Problem to work on:
Each line from the one containing "Convert this screenshot" through the end of the records below must be repeated exactly, and no other line.

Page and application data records
########

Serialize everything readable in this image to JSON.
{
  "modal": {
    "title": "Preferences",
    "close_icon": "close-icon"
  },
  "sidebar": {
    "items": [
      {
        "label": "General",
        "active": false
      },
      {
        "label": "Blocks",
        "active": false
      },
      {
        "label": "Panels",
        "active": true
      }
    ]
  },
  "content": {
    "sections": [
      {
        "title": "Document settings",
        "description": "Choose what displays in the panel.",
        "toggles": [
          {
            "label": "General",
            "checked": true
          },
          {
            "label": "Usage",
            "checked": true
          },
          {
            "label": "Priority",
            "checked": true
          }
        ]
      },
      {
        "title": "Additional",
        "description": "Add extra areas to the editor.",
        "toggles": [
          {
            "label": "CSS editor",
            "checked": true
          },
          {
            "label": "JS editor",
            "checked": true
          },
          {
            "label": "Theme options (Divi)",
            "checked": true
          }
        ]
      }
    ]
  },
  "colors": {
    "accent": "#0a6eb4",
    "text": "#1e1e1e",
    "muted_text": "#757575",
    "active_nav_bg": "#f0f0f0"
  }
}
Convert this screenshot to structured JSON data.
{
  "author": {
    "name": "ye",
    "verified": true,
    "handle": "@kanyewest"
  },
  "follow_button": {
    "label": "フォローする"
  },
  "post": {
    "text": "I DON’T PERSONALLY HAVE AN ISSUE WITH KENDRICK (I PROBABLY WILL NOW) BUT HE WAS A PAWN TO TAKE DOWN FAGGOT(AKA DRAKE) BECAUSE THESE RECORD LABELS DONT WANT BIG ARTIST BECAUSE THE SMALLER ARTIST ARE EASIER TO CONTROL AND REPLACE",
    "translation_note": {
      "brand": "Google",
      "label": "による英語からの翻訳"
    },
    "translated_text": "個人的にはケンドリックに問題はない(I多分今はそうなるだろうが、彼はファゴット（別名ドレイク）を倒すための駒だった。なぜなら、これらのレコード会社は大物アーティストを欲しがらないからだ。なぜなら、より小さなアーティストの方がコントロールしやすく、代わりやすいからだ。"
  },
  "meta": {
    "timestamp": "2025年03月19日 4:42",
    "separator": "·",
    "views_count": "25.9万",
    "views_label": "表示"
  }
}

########

Task response:
Convert this screenshot to structured JSON data.
{
  "author": {
    "name": "ye",
    "verified": true,
    "handle": "@kanyewest"
  },
  "follow_button": {
    "label": "フォローする"
  },
  "post": {
    "text": "I DON’T PERSONALLY HAVE AN ISSUE WITH KENDRICK (I PROBABLY WILL NOW) BUT HE WAS A PAWN TO TAKE DOWN FAGGOT(AKA DRAKE) BECAUSE THESE RECORD LABELS DONT WANT BIG ARTIST BECAUSE THE SMALLER ARTIST ARE EASIER TO CONTROL AND REPLACE",
    "translation_note": {
      "brand": "Google",
      "label": "による英語からの翻訳"
    },
    "translated_text": "個人的にはケンドリックに問題はない(I多分今はそうなるだろうが、彼はファゴット（別名ドレイク）を倒すための駒だった。なぜなら、これらのレコード会社は大物アーティストを欲しがらないからだ。なぜなら、より小さなアーティストの方がコントロールしやすく、代わりやすいからだ。"
  },
  "meta": {
    "timestamp": "2025年03月19日 4:42",
    "separator": "·",
    "views_count": "25.9万",
    "views_label": "表示"
  }
}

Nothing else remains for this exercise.